Challenging fearful thoughts.
We are programmed to think negatively to aid our survival and this can be heightened when in stressful situations. But these thoughts can easily overwhelm us and paralyse us. Try to get curious about these thoughts rather than pushing them away. Monsters tend to grow in size when we don’t turn to face them…
Use the Socratic questioning method to find out more about your negative thoughts and to challenge them:
Working with the situation:
We often get stuck in one way of thinking about our problems and situations. This can lead to us repeating patterns of thinking and behaviour which might not serve us very well.
Try asking yourself these questions:
Avoid – is there anything about this situation I can avoid or say no to?
Alter – is there anything about this situation I can change (external changes)?
Adapt – is there anything I can change about how I feel/what I think about this situation (internal changes)?
Accept – is this something I need to accept by:
This works because it takes us out of the instinctual fight/flight/freeze part of our brain into the noticing/rational part. It is much more difficult to panic if we are busy noticing things around us.
Try the 54321 method:
Sometimes, we just need to feel rooted so that we can be safe. Think of it as anchoring a tent by securely fastening guy ropes and banging tent pegs into the ground or casting an anchor from a boat to hold it steady in the winds and water.
You can ground yourself (as in Tip 8) and have a sentence or phrase ready to repeat to yourself to anchor you in the here and now. You can adapt any sentence which makes you feel secure. For example, ‘It’s (insert time) on (insert day) and I am (insert location). I am safe. Holding something like a stone or a small favourite ornament or picture can really help to anchor you too.
Making sure we are firmly in our physical bodies rather than lost in thoughts in our heads can help us to feel safe and secure.
Sit down and place your feet flat on the floor. Notice how the floor supports your feet and the chair supports your seat bones and back. Try to feel yourself solidly into your body. Keep your eyes open as it is easier to stay connected to what is solidly around you. You can pair this up with anchoring and noticing (see tips 9 and 10).
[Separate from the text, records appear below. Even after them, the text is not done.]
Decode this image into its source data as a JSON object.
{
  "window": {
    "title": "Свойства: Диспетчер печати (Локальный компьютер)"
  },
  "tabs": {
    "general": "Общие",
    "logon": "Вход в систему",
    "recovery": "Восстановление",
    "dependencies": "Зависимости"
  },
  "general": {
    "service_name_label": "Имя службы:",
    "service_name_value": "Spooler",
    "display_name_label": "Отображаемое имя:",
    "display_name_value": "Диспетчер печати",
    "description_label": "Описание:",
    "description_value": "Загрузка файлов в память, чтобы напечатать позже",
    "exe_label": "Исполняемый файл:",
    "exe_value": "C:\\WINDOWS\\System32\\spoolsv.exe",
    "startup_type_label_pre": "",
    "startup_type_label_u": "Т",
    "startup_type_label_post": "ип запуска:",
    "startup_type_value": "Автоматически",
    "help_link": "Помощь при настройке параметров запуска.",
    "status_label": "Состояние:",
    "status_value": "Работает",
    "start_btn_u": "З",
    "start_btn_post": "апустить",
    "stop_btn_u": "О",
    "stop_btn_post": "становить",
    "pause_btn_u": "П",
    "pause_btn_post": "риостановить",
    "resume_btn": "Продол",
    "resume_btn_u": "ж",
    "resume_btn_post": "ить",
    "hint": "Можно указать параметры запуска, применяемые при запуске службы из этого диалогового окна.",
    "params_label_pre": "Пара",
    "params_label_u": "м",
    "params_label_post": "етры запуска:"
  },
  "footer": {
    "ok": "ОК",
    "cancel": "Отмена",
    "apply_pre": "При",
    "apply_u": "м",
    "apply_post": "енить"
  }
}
At times, we hold parts of our body tensely and this can be exhausting. We may get so used to doing this that we don’t consciously notice until we are in pain.
Work all around your body:
Our brains are plastic which means we can change what we think and feel by reorganising how we think or making new connections between ideas. We can also learn new things. Meditation can be used for relaxation and calming purposes but it also gives us a way of training our brains so that we are in charge of what we think and are less likely to be derailed by difficult thoughts or negative ways of thinking.
Find somewhere warm, quiet and comfortable to sit or lie. Use the breathing techniques from earlier tips to breathe deeply and evenly. Then notice what thoughts come into your mind and what emotions are attached to them. Practise letting these thoughts go rather like a car which drives past and then is out of sight or a balloon that blows across the sky in front of you. When you come across thoughts which trouble you and are hard to let go of, you could try working with them (Tip 11) or challenging them (Tip 12).
Come up with your own meditations or use Apps such as Calm, Heartfulness or Headspace
Sometimes, like being in the middle of a pandemic, we just cannot engineer being in a safe place. Everything around us feels wrong and out of control and fixing it is beyond our capabilities. When you feel emotionally unsafe, it can be really helpful to have somewhere inside yourself to escape to.
Pick your safe place and learn to visualise every detail of it so that you can go there in your imagination if you need to. It should be somewhere that is utterly safe and secure to you. Think about all your senses when imagining it. You can also people it with those friends and/or family who you feel totally safe with.
When we get stuck in difficult or unpleasant patterns of thoughts, feelings or behaviours, it can be useful to distract ourselves for a while.
It might help to make a list of things that really work well for you as distractions so that you have a variety of ones to choose from. Distraction can take the form of reciting a poem or song you know off by heart or by counting things such as times tables or counting backwards from 100. My favourite distraction game is to pick a topic such as dog breeds and go through the alphabet: Afghan, Beagle, Cocker Spaniel, etc.
This is another way in which we can gain control over our breathing and use deeper, slower breaths to help calm ourselves and reduce the feelings of anxiety.
Try the following deep breathing technique: